Posted by Lisa
Sure, he has bad hair days. But what millionnaire needs to worry about his hair? He's got money and cars, mansions, not to mention his own TV show. Let's face it, Donald's got it figured out. His mantra, if you don't watch the Apprentice, is this: "It's not personal it's business." Every writer should learn this lesson from the get-go. Why? Because every writer has reacted, at least once, probably more times, to a rejection letter as a personal affront.
So, sign me up. Get Grub Street's Muse & the Marketplace conference to put him on a panel. I imagine how he could help we needy writers. In fact, let me propose just what lessons he would want to get across to us:
Lesson #1: Never, Ever Quit
Donald HATES quitters.
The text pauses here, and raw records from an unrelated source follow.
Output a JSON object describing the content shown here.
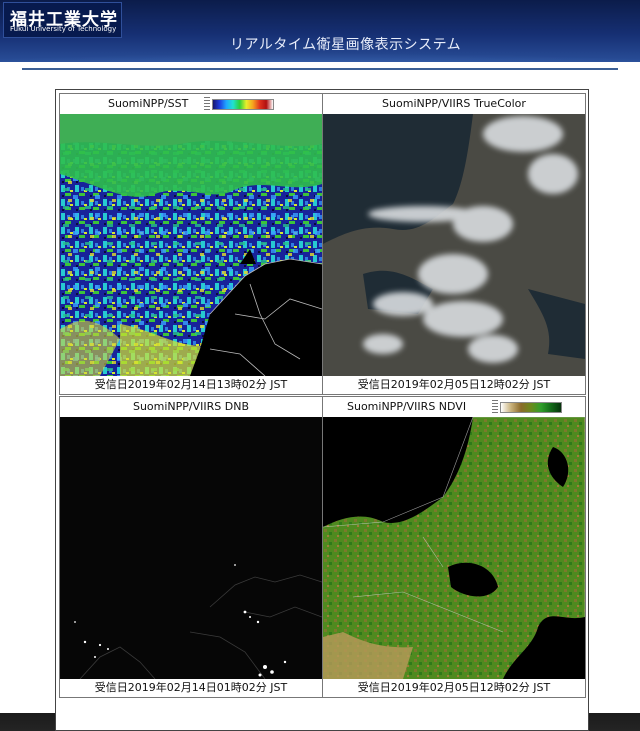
{
  "header": {
    "logo_jp": "福井工業大学",
    "logo_en": "Fukui University of Technology",
    "site_title": "リアルタイム衛星画像表示システム"
  },
  "panels": [
    {
      "title": "SuomiNPP/SST",
      "caption": "受信日2019年02月14日13時02分 JST"
    },
    {
      "title": "SuomiNPP/VIIRS TrueColor",
      "caption": "受信日2019年02月05日12時02分 JST"
    },
    {
      "title": "SuomiNPP/VIIRS DNB",
      "caption": "受信日2019年02月14日01時02分 JST"
    },
    {
      "title": "SuomiNPP/VIIRS NDVI",
      "caption": "受信日2019年02月05日12時02分 JST"
    }
  ],
  "colors": {
    "header_blue": "#162f73",
    "divider": "#3b5f95",
    "sst_sea": "#1a2aa8",
    "sst_warm": "#2ecf4a",
    "ndvi_vegetation": "#5b8f1f",
    "dnb_background": "#050505"
  }
}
How, he asks, will you succeed at business if you give up before you reach your goal. If every person who hopes to write followed this single rule, you just know, most of them would succeed.
Lesson #2: Work Well Together
My writers' group is the one factor that made the difference for me between writing a lot of words and writing a novel. Constant support and solid constructive feedback raised the bar for me. I honed my craft and improved my final work.
Lesson #3: Don't be Late
Though there's no clock to punch, that laptop and chair are waiting for us. Structure. Dedication. It all adds up to pages and revision. That's the business side of it. That's the math.
Lesson #4: Be Confident
Taking chances. Testing new waters. Writer's ideas, their images and imaginations, suggest plots and characters that may seem too extraordinary. If Michael Lowenthal was never bothered by the plight of women detained with venereal disease in the Second World War, the beautiful novel, Charity Girl, would not have been written.
Donald Trump would help us. Surely, he's a mentor, a Muse even? Maybe not (the hair may be too distracting). But maybe lessons from business are fruitful to writers. In any event, it would be neat to meet him. I'll mention it to Chris Castellani, Grub Street's artistic director. Who knows? Next year's conference, maybe?
Monday, March 26, 2007
Posted by Lisa